Once inside, I followed a series of hand-lettered signs pointing to the locker room in the basement where tryouts for the freshmen squad could change clothes. Following the arrows I passed multiple entrances to the gym that handled the large crowds that attended basketball games. Walking by each open door I was presented with successive views of freshmen warming up on the court.
In a series of quick glances inside I saw one player dribble behind his back, another one sink a shot from way outside the foul-shooting circle. At the second door a guy way over six feet made an almost impossible basket from the furthest edge of the out-of-bound line. I stopped walking by the time I got to the third door and just looked. Wow! One bounce of the ball, a spin around, and a slam through the hoop.
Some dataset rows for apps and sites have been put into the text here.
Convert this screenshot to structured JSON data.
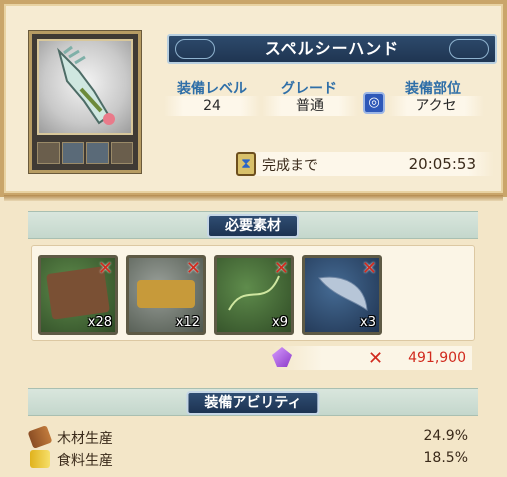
{
  "item": {
    "name": "スペルシーハンド",
    "stats": {
      "level_label": "装備レベル",
      "level_value": "24",
      "grade_label": "グレード",
      "grade_value": "普通",
      "slot_label": "装備部位",
      "slot_value": "アクセ",
      "slot_icon": "ring-icon"
    },
    "timer": {
      "label": "完成まで",
      "value": "20:05:53",
      "icon": "hourglass-icon"
    }
  },
  "materials": {
    "header": "必要素材",
    "items": [
      {
        "name": "leather",
        "quantity": "x28",
        "missing": true
      },
      {
        "name": "comb",
        "quantity": "x12",
        "missing": true
      },
      {
        "name": "thread",
        "quantity": "x9",
        "missing": true
      },
      {
        "name": "wing",
        "quantity": "x3",
        "missing": true
      }
    ],
    "cost": {
      "icon": "crystal-icon",
      "value": "491,900",
      "insufficient": true
    }
  },
  "abilities": {
    "header": "装備アビリティ",
    "rows": [
      {
        "label": "木材生産",
        "value": "24.9%",
        "icon": "wood-icon"
      },
      {
        "label": "食料生産",
        "value": "18.5%",
        "icon": "food-icon"
      }
    ]
  },
  "colors": {
    "banner": "#1f3552",
    "stat_label": "#2f6fa8",
    "missing_red": "#d12a1e",
    "background": "#f3e6c8"
  }
}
Geez, look at that! A backhanded lay-up from under the basket.! Hey, that kid jumped almost as high as the rim, swept the ball off the backboard with one hand, and flipped a behind-the-back pass to a teammate – without looking. How did he do that? My eyes jerked quickly to a player taking a smoothly arched hook shot from over his shoulder, going away, and not even looking at the basket.
I lingered at the next to last doorway. Players were using either hand to make nearly every shot from every part of the court, near or far, no matter what the angle was. Basketballs swished cleanly through the net or spun off the backboard and dropped cleanly into the hoop without touching the rim. The athletes with ropes of muscles glistening with sweat never stopped moving.
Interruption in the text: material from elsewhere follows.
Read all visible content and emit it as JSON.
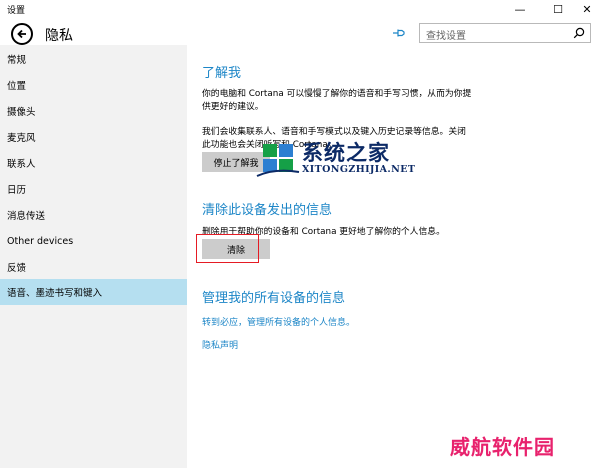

The local yokels are really good, I reluctantly admitted. Actually they’re more than good, they’re terrific. They sure didn’t get to be that way playing on furrowed fields of corn and soybeans between haystacks, that’s for sure.
I remained at the last open door before the stairwell to the basement lockers and appreciated the show for another minute or two. Great passing! Smooth move! If these are the players trying out for the freshman team, I asked myself, what is the varsity squad like? The assortment of substitute sports accessories in my lumpy briefcase dragged my arm down.
I never made it to the locker-room. I mentally kicked myself for thinking about trying out for the freshman team – wearing a bathing suit over an undershirt in black dress socks and tired-looking sneakers. I was way out of my league if not my mind. I’m not good enough to carry the jocks of these guys.
I turned around. I had to leave as quickly as I could. I was glad to be carrying a briefcase rather than a sports bag. No one was going to think I’m here for the tryout. They’ll guess I’m taking a shortcut to the library.
I hurried out of the building, avoiding eye contact with the few students I passed. If anyone from the dorm asks me how the try out went, I’ll tell them I had second thoughts. “Practicing every day would take too much time away from my studies,”
I headed toward the nearby library to check out next term’s schedule. Maybe the English Department is offering a class on fairy tales. I got a good story to tell.